I have had mine for about two month now. Compared with the variety of aluminum ones I have had before it's much more difficult to use.
Firstly, apparently, to stop the scorching of the nicely polished, shiny steel exterior, it is designed to leave much more water at the bottom, as a coolant, even after the coffee has been made. This makes it somewhat difficult to tell, from sound alone, whether it has finished. The sound doesn't change, as it used to with my aluminum ones, and if you are not careful you can end up stewing the coffee; I open the lid to check on its progress now.
Secondly, as others have mentioned, it vents steam from the reservoir holding the finished coffee in only one place, directly onto the handle; no accidents as yet but I approach using the handle with caution. It also drips coffee from the handle, being lazy my cooker has a coffee stain which I periodically wipe clean (this too is mentioned by other reviewers).

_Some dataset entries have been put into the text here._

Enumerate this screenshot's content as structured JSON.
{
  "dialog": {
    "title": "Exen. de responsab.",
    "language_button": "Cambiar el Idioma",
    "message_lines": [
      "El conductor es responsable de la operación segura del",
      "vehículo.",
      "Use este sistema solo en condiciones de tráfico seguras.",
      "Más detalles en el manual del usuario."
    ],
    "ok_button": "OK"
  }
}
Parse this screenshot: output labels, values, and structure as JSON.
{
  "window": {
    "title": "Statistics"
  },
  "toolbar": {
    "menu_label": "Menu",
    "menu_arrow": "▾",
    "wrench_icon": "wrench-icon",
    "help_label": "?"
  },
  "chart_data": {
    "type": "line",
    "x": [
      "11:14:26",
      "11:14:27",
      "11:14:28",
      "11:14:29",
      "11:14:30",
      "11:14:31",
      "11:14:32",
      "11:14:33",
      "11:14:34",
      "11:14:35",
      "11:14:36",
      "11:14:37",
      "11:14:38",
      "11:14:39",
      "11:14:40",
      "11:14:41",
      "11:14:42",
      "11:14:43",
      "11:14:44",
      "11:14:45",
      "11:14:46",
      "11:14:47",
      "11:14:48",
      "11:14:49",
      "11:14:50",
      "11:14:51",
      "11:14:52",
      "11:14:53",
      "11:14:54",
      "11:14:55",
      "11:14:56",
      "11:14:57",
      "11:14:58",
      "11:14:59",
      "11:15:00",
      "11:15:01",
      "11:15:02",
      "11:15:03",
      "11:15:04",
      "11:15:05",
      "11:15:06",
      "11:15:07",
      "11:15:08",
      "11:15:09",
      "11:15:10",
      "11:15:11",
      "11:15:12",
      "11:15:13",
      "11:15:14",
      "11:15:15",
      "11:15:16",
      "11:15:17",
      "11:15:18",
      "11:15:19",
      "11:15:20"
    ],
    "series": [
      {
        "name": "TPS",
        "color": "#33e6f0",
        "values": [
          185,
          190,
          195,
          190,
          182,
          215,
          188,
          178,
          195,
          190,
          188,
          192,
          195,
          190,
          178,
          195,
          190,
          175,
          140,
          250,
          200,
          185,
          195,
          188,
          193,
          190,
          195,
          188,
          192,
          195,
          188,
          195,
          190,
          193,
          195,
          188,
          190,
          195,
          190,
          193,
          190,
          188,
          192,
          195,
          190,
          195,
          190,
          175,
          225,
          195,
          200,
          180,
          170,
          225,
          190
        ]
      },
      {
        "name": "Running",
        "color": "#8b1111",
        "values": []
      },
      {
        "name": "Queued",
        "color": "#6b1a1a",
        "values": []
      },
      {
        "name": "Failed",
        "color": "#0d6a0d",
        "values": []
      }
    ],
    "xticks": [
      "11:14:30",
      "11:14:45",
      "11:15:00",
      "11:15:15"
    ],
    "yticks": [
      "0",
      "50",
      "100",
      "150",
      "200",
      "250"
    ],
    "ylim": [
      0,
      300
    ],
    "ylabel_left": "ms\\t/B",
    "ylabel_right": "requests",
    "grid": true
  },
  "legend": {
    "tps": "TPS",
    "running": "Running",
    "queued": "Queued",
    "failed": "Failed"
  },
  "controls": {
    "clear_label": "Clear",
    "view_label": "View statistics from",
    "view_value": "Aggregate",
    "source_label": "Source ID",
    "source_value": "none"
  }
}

Thirdly, I was puzzled at first how the amount of coffee it produces seemed to vary considerably. In an attempt to correct this, I began to monitor the amount of water I use, curiously this didn't affect the outcome, sometimes I would get a very concentrated coffee, and when I came to empty it I found a lot of the water still in the bottom chamber, no matter how long I let it bubble away for. At other times, it seemed that almost all of the water from the bottom had been used and on these occasions it produced a much better coffee. I took to tightening the seal with extra vigor, thinking pressure might be a factor, but this didn't affect the outcome either. After some time I hit upon changing the grind of my beans (I grind the fresh beans each time I make coffee). I found this was the cause of the variability in the quantity of coffee it makes. When I use a much rougher, larger grained grind, it produces much more volume of coffee, and if I grind my beans closer to a powder, in the espresso style, I get a much smaller amount, about half I would guess- but much stronger of course. I don't have a grinder with variable settings and have learned from experience how to produce a grind that produces a good volume of coffee at the strength I like. I can only speculate why the grind affects the volume of the coffee, but in some way the finer grains restrict how much of the water in the bottom chamber is used. So for anyone struggling to get the desired volume from this machine I would suggest varying the grind and observing the results. Previously, with my aluminum devices, I never had to concern myself with grain size and could comfortably put the beans in the grinder and go to sleep whilst it ground them, now I listen carefully to the sounds to determine the grain size so as to get the desired volume and strength of coffee. Ah, the lengths we addicts will go to.